**WORK REQUIRED**
Examine the records and identify each line that includes the string "window". Copy those lines.

**Stored dataset items**
######

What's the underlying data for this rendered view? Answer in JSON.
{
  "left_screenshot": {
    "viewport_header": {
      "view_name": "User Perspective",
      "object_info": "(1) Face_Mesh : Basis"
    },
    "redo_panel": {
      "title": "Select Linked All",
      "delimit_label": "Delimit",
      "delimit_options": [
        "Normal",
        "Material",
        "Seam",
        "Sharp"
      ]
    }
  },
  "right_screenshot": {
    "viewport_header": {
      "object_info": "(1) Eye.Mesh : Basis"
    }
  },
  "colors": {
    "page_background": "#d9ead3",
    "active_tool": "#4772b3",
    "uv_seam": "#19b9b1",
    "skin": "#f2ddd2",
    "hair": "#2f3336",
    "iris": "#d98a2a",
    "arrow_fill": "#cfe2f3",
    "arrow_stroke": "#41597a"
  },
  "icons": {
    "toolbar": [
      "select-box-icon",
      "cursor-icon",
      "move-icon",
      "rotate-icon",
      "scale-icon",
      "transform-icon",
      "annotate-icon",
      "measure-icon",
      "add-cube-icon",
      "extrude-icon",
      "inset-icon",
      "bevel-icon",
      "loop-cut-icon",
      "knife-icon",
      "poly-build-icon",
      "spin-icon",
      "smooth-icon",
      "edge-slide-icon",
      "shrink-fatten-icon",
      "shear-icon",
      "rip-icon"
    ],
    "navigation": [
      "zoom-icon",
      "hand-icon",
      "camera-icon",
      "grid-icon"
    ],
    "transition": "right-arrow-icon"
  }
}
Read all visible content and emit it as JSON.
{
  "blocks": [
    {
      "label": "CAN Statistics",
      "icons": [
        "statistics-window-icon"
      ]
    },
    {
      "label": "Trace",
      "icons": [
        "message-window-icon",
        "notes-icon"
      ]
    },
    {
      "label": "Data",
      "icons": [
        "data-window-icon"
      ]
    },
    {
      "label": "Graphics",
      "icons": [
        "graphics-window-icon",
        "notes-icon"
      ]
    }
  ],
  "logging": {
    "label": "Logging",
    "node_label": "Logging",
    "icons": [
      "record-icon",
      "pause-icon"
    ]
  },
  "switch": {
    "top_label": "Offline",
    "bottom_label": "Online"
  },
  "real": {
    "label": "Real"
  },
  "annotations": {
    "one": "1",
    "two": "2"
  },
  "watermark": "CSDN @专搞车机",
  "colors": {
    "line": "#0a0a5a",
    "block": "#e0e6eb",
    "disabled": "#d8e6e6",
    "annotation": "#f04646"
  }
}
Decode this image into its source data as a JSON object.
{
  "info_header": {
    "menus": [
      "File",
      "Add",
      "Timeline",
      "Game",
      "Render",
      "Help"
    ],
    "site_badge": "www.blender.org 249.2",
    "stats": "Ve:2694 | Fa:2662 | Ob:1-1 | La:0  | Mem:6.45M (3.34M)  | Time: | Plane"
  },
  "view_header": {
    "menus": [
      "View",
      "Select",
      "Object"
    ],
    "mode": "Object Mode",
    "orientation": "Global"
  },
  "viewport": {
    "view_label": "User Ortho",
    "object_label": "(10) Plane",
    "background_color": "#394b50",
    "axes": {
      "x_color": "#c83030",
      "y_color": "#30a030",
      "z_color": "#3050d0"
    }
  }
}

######

**OUTPUT FOR THIS TASK**
        "statistics-window-icon"
        "message-window-icon",
        "data-window-icon"
        "graphics-window-icon",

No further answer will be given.